Recorded data
:::
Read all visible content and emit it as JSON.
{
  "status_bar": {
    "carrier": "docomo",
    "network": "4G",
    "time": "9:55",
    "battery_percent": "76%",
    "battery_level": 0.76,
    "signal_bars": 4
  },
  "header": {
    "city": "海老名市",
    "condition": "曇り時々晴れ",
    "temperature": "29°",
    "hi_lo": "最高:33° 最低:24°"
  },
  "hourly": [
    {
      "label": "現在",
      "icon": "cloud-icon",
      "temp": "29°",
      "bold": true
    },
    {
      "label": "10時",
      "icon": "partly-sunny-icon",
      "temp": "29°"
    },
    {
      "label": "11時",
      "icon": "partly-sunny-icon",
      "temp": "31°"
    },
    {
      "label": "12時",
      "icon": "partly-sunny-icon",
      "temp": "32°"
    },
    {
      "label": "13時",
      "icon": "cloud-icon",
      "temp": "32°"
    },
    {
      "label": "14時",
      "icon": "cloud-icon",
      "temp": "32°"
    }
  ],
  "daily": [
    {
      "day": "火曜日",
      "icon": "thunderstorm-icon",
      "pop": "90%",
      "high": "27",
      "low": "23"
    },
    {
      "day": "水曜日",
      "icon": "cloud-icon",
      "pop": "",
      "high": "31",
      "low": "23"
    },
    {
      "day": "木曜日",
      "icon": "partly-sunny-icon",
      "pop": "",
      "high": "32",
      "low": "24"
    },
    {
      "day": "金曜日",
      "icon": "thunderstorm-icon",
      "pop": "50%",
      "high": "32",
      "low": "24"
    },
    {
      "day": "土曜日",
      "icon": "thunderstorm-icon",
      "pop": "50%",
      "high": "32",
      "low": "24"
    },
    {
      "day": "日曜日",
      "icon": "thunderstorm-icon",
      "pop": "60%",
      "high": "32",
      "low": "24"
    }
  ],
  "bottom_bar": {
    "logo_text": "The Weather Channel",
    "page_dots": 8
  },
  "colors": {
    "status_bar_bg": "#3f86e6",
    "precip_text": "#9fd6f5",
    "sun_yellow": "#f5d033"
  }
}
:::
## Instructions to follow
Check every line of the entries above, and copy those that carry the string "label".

## Solution to this task
      "label": "現在",
      "label": "10時",
      "label": "11時",
      "label": "12時",
      "label": "13時",
      "label": "14時",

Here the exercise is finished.